Activity: Line by line, repeat the material below without any deviation.

Task data:
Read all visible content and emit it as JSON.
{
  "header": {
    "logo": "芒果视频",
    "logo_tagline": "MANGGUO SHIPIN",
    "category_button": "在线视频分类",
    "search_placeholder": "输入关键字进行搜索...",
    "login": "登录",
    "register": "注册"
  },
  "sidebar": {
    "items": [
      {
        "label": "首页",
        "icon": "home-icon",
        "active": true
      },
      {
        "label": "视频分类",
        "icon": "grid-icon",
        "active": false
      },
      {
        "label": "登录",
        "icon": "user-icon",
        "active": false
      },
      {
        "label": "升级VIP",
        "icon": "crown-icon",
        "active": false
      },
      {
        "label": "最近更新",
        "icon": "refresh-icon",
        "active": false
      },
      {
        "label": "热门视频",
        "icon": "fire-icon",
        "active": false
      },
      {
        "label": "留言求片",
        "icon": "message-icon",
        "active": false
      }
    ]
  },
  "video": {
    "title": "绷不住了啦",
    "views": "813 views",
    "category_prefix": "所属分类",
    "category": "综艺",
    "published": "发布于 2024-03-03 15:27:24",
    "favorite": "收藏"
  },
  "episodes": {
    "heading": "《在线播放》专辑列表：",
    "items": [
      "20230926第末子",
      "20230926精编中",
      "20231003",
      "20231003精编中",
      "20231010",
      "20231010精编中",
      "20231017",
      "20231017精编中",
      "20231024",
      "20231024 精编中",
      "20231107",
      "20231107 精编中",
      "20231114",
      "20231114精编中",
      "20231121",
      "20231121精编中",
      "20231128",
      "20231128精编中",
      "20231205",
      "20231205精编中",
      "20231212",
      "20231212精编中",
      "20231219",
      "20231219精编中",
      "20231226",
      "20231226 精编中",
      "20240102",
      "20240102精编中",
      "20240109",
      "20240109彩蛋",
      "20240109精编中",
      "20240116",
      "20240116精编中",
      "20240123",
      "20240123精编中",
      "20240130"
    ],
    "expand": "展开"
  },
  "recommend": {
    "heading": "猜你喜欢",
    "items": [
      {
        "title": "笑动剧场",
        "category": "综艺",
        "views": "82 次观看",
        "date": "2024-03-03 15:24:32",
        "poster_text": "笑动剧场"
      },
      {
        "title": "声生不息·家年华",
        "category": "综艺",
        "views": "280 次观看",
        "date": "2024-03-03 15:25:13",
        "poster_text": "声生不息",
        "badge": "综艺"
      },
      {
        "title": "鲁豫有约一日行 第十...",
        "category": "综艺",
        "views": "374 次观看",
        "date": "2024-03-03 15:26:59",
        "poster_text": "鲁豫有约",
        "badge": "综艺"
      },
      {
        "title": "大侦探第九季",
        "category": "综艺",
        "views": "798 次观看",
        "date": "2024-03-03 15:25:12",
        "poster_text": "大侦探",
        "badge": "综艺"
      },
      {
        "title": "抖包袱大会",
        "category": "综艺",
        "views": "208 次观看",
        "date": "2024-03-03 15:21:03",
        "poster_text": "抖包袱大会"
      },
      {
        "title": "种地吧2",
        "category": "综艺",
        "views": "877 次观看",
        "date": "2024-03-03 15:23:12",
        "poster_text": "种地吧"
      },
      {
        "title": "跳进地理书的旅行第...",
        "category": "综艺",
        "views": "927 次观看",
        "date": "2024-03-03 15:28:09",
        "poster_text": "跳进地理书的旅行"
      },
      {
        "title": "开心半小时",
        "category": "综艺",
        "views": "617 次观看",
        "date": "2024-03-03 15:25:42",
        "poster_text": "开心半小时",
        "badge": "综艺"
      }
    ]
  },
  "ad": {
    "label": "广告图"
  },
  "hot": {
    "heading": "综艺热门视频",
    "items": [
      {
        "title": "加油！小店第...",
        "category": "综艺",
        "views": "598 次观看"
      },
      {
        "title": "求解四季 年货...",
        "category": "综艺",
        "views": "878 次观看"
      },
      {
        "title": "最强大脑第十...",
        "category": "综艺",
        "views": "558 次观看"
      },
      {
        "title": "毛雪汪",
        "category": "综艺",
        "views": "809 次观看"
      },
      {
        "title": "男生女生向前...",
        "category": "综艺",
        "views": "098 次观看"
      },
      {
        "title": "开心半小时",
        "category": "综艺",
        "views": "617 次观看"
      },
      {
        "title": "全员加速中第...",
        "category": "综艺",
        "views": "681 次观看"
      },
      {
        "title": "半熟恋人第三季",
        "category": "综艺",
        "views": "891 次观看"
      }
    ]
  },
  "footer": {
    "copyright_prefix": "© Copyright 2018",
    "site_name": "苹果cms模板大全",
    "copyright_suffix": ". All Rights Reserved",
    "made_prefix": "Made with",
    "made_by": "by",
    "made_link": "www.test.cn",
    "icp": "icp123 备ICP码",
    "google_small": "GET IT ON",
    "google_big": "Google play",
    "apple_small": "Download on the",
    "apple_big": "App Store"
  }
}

Exercise solution:
Read all visible content and emit it as JSON.
{
  "header": {
    "logo": "芒果视频",
    "logo_tagline": "MANGGUO SHIPIN",
    "category_button": "在线视频分类",
    "search_placeholder": "输入关键字进行搜索...",
    "login": "登录",
    "register": "注册"
  },
  "sidebar": {
    "items": [
      {
        "label": "首页",
        "icon": "home-icon",
        "active": true
      },
      {
        "label": "视频分类",
        "icon": "grid-icon",
        "active": false
      },
      {
        "label": "登录",
        "icon": "user-icon",
        "active": false
      },
      {
        "label": "升级VIP",
        "icon": "crown-icon",
        "active": false
      },
      {
        "label": "最近更新",
        "icon": "refresh-icon",
        "active": false
      },
      {
        "label": "热门视频",
        "icon": "fire-icon",
        "active": false
      },
      {
        "label": "留言求片",
        "icon": "message-icon",
        "active": false
      }
    ]
  },
  "video": {
    "title": "绷不住了啦",
    "views": "813 views",
    "category_prefix": "所属分类",
    "category": "综艺",
    "published": "发布于 2024-03-03 15:27:24",
    "favorite": "收藏"
  },
  "episodes": {
    "heading": "《在线播放》专辑列表：",
    "items": [
      "20230926第末子",
      "20230926精编中",
      "20231003",
      "20231003精编中",
      "20231010",
      "20231010精编中",
      "20231017",
      "20231017精编中",
      "20231024",
      "20231024 精编中",
      "20231107",
      "20231107 精编中",
      "20231114",
      "20231114精编中",
      "20231121",
      "20231121精编中",
      "20231128",
      "20231128精编中",
      "20231205",
      "20231205精编中",
      "20231212",
      "20231212精编中",
      "20231219",
      "20231219精编中",
      "20231226",
      "20231226 精编中",
      "20240102",
      "20240102精编中",
      "20240109",
      "20240109彩蛋",
      "20240109精编中",
      "20240116",
      "20240116精编中",
      "20240123",
      "20240123精编中",
      "20240130"
    ],
    "expand": "展开"
  },
  "recommend": {
    "heading": "猜你喜欢",
    "items": [
      {
        "title": "笑动剧场",
        "category": "综艺",
        "views": "82 次观看",
        "date": "2024-03-03 15:24:32",
        "poster_text": "笑动剧场"
      },
      {
        "title": "声生不息·家年华",
        "category": "综艺",
        "views": "280 次观看",
        "date": "2024-03-03 15:25:13",
        "poster_text": "声生不息",
        "badge": "综艺"
      },
      {
        "title": "鲁豫有约一日行 第十...",
        "category": "综艺",
        "views": "374 次观看",
        "date": "2024-03-03 15:26:59",
        "poster_text": "鲁豫有约",
        "badge": "综艺"
      },
      {
        "title": "大侦探第九季",
        "category": "综艺",
        "views": "798 次观看",
        "date": "2024-03-03 15:25:12",
        "poster_text": "大侦探",
        "badge": "综艺"
      },
      {
        "title": "抖包袱大会",
        "category": "综艺",
        "views": "208 次观看",
        "date": "2024-03-03 15:21:03",
        "poster_text": "抖包袱大会"
      },
      {
        "title": "种地吧2",
        "category": "综艺",
        "views": "877 次观看",
        "date": "2024-03-03 15:23:12",
        "poster_text": "种地吧"
      },
      {
        "title": "跳进地理书的旅行第...",
        "category": "综艺",
        "views": "927 次观看",
        "date": "2024-03-03 15:28:09",
        "poster_text": "跳进地理书的旅行"
      },
      {
        "title": "开心半小时",
        "category": "综艺",
        "views": "617 次观看",
        "date": "2024-03-03 15:25:42",
        "poster_text": "开心半小时",
        "badge": "综艺"
      }
    ]
  },
  "ad": {
    "label": "广告图"
  },
  "hot": {
    "heading": "综艺热门视频",
    "items": [
      {
        "title": "加油！小店第...",
        "category": "综艺",
        "views": "598 次观看"
      },
      {
        "title": "求解四季 年货...",
        "category": "综艺",
        "views": "878 次观看"
      },
      {
        "title": "最强大脑第十...",
        "category": "综艺",
        "views": "558 次观看"
      },
      {
        "title": "毛雪汪",
        "category": "综艺",
        "views": "809 次观看"
      },
      {
        "title": "男生女生向前...",
        "category": "综艺",
        "views": "098 次观看"
      },
      {
        "title": "开心半小时",
        "category": "综艺",
        "views": "617 次观看"
      },
      {
        "title": "全员加速中第...",
        "category": "综艺",
        "views": "681 次观看"
      },
      {
        "title": "半熟恋人第三季",
        "category": "综艺",
        "views": "891 次观看"
      }
    ]
  },
  "footer": {
    "copyright_prefix": "© Copyright 2018",
    "site_name": "苹果cms模板大全",
    "copyright_suffix": ". All Rights Reserved",
    "made_prefix": "Made with",
    "made_by": "by",
    "made_link": "www.test.cn",
    "icp": "icp123 备ICP码",
    "google_small": "GET IT ON",
    "google_big": "Google play",
    "apple_small": "Download on the",
    "apple_big": "App Store"
  }
}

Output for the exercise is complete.